When considering acquiring a young horse, you must look past the cuteness – consider the risks, benefits, and what you are looking for in an equine partner for the years to come.
Young horses have a certain appeal for many people. Naturally there is the “cute” factor, when they are in the range of up to three months or so. And there’s the anticipation of their undiscovered potential, of molding and developing a young horse into adult horses and performers.
If you’re thinking of purchasing a youngster, what should you consider, and what should you look for?
Pros vs. Cons
Purchasing and developing a young horse can be an extremely fun and rewarding endeavor. It often allows people to attain a caliber of horse they might not otherwise be able to have when purchasing an older, developed animal. Youngsters are typically “unspoiled” and you can develop them the way you want to. But buying young nevertheless comes with considerations that need to be seriously thought through. equine wellness
• The cost of raising a young horse can easily add up to what you might have spent on an older developed horse, depending on his breed, quality and discipline. A few years of boarding, veterinary, farrier and other costs are going to build up before your horse is even old enough to throw a leg over.
• Once your horse reaches the age to be started under saddle, you are going to incur training costs unless you’re capable of starting him on your own.
• You need to have the patience to develop your young horse properly and slowly. This can be hard for some people when they have a promising youngster on their hands!
• There is a bit more risk involved when investing so much in an “unknown”, or a horse that is not yet developed. You may have purchased him to be your next Grand Prix jumper, but you really have no idea how well he’s going to fit into that career until you get him going under saddle. Be prepared to accept that your horse might not develop into what you hoped for or wanted. There’s also the risk that your youngster may suffer a career ending injury before he even reaches an age when he can be started under saddle. Young horses can be rambunctious and high energy, and can hurt themselves just playing with their friends. Any horse can do this, of course, but it can be a bit more devastating at such a young age when you haven’t had a chance to get the horse going yet.
Your horse is going to mature and change physically, but his personality is going to remain largely the same, beyond growing up, developing life experiences, and learning how to handle different scenarios. So what do you like in a horse? Do you prefer the playful gregarious type? The sensitive horse? The “old soul”? Look for a horse whose personality resonates well with your own – chances are, things will develop positively from then on as he grows up.
Pretty is as Pretty Does
When it comes to evaluating physical structure and conformation, what you look for is going to depend on the discipline(s) that you hope to participate in with the horse. Take someone with you who knows the breed and/or disciplines you are interested in – their eye and insight will come in handy, as evaluating young horses can be pretty tough.
Regardless of any discipline, there are some basic conformational flaws to beware of that would affect future soundness and ride-ability. Again, it’s invaluable to have someone with you who understands young horses and what you are looking for.
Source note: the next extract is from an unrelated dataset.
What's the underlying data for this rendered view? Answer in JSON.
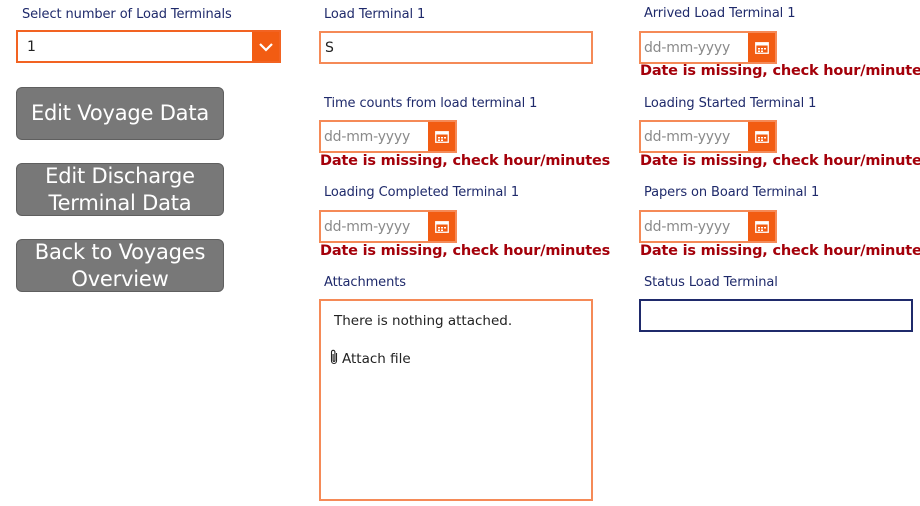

I cannot stress this enough. This “impartial” third party can help prevent you from purchasing something based solely on the cute factor!
There’s an old saying about young horses: “three days, three months, three years.” Essentially, it means that if you look at where the horse is at physically when he’s three days old, three months old, and three years old, you are going to get a decent picture of what kind of horse you have on your hands. Young horses are tough to evaluate because they go through so many awkward and often unattractive stages. But if your youngster is fairly proportionate at those three stages, he should remain fairly proportionate once mature.
Height is another gamble. There are all kinds of ways people try to predict height, from equations and leg measurements to looking at the parents and other offspring. In reality, your horse is going to grow as much as he is going to grow, and it’s going to depend as much on his upbringing and care as his breeding and lineage.
You are taking a gamble when acquiring a young horse, so it’s highly recommended that you give him a thorough pre-purchase veterinary exam. If you can find a veterinarian who specializes in horses of your breed or discipline, that’s even better. This vet check will point out any areas of weakness that might make you rethink your purchase.
Even if everything checks out okay, having the full report on hand for future reference can be handy. You will have a baseline of blood work and x-rays (if you choose to do these) should something happen down the road that you need to reference or track during your horse’s development.
When all goes well, acquiring a new youngster can be fun and exciting. Watching your horse grow up and develop, anticipating your hopes and dreams and seeing them come to fruition over time, can all be very rewarding. As long as you proceed with good sense and preparation, you’ll enjoy your youngster for years to come!
Isabella Edwards is an equine enthusiast and avid competitor living in Ontario, Canada. She and her mare compete at the provincial level in both dressage and hunter/jumper.